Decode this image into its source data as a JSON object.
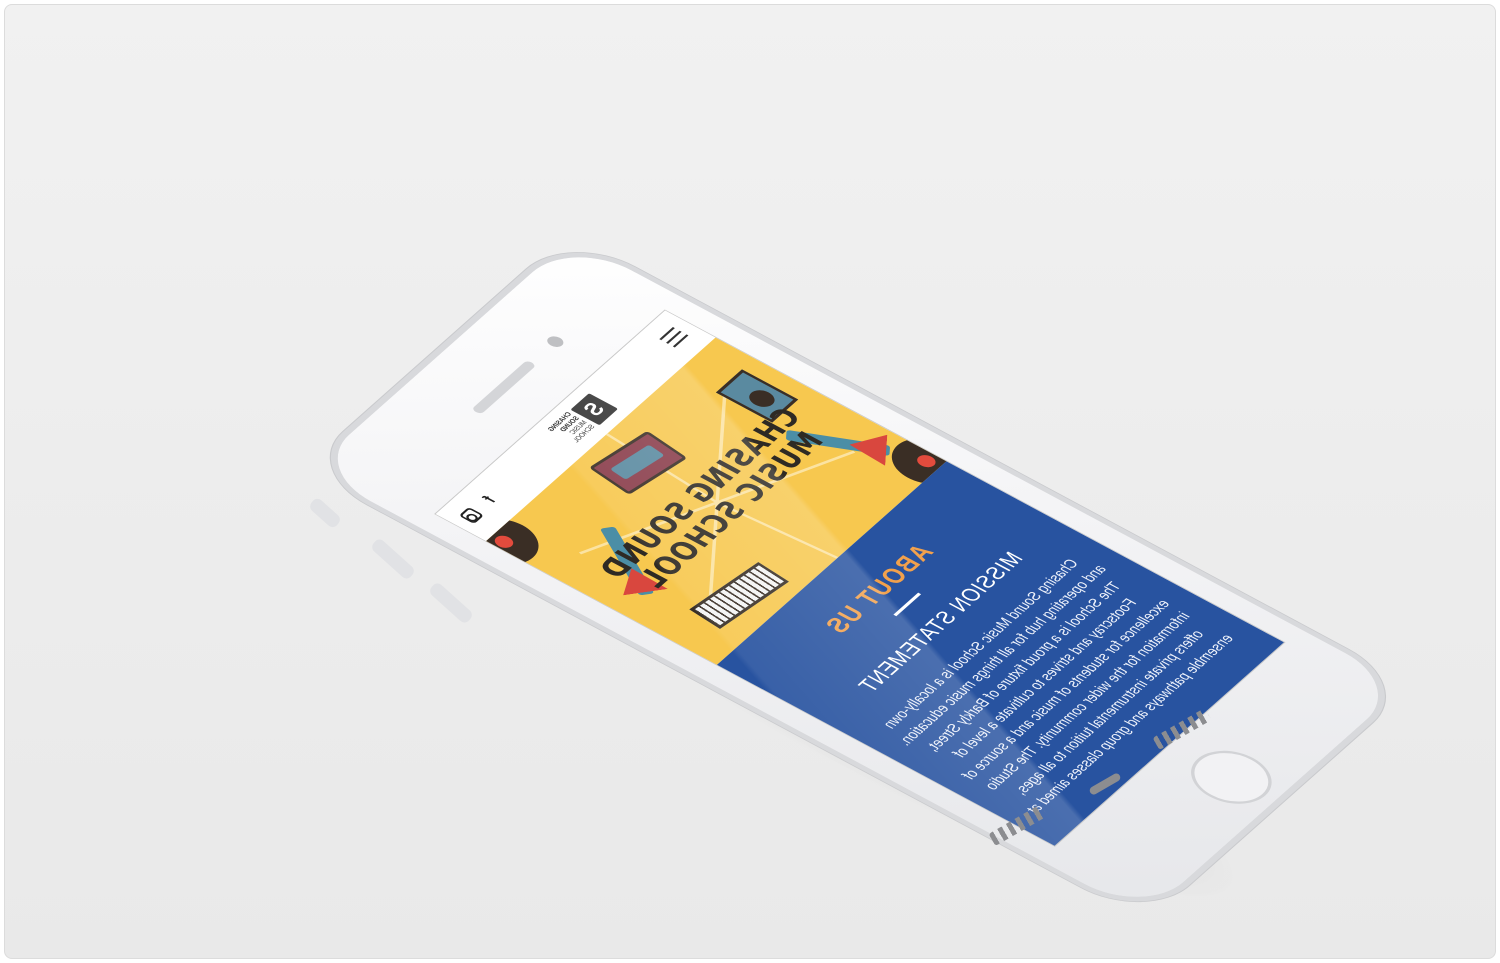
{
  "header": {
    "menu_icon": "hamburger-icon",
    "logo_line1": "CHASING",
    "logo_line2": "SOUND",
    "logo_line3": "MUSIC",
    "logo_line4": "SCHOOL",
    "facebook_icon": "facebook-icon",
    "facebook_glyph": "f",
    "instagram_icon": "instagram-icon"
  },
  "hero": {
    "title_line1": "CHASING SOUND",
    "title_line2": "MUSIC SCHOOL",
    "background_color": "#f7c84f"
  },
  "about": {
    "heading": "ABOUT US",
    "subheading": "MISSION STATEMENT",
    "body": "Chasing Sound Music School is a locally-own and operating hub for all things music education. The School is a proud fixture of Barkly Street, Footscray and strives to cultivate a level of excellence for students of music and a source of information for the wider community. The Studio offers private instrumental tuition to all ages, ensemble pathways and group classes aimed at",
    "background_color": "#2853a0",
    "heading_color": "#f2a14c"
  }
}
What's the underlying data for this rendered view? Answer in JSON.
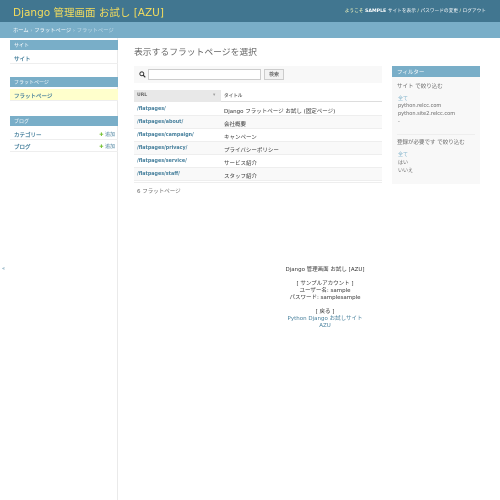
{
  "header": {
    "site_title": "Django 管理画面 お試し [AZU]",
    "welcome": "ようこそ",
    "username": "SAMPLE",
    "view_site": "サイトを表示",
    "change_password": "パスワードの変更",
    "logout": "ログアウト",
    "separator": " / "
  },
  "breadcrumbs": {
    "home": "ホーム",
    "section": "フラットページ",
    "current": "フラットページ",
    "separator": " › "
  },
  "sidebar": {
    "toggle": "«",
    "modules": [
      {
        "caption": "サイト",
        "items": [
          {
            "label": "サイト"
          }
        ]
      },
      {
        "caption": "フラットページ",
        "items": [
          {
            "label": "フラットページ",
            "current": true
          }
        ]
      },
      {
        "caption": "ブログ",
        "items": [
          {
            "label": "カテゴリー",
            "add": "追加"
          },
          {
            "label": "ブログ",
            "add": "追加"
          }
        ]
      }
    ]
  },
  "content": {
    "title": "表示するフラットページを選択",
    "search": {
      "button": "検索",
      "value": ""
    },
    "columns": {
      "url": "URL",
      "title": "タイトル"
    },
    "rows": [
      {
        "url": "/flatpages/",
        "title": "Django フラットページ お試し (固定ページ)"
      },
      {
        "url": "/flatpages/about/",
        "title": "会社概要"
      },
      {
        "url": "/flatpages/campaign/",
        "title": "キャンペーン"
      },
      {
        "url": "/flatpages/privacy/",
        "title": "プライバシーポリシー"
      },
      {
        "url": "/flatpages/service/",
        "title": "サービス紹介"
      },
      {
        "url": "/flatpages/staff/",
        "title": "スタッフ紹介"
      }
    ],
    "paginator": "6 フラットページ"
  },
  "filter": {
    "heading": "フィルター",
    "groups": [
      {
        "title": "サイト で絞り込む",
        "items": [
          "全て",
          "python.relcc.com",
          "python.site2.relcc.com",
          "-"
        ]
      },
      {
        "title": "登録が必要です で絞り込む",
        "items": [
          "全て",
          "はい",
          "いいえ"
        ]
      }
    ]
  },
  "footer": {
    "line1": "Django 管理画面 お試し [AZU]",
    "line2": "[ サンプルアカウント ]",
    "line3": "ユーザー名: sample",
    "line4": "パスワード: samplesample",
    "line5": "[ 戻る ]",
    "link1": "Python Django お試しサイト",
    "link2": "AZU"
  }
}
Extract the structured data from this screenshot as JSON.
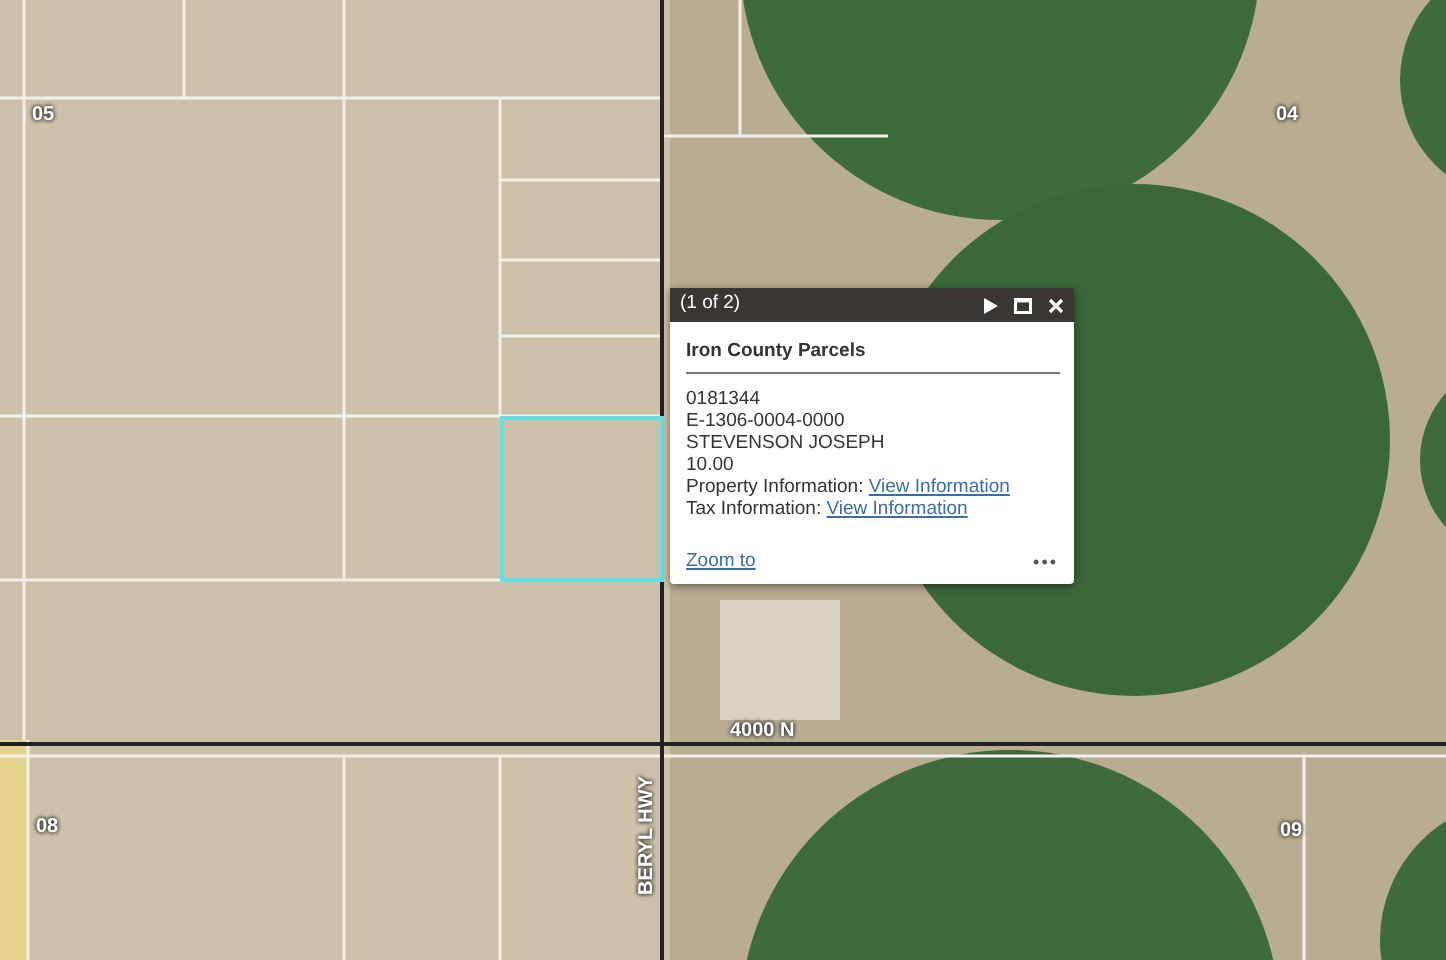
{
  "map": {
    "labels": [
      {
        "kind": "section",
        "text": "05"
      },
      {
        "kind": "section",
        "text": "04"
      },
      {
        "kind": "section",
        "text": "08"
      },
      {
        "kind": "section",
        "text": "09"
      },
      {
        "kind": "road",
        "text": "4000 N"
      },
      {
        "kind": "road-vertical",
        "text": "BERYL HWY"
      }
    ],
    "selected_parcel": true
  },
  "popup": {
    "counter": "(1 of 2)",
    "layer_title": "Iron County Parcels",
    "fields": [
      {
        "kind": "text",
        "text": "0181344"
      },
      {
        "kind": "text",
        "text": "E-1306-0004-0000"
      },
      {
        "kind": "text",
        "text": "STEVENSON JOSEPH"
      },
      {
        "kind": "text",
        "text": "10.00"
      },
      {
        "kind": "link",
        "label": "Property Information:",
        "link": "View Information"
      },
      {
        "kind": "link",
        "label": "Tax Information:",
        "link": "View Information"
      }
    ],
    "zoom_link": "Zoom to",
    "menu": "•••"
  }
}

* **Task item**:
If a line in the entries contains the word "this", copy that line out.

* **Problem solution**:
Decode this image into its source data as a JSON object.
What's the underlying data for this rendered view? Answer in JSON.
Extract the structured data from this screenshot as JSON.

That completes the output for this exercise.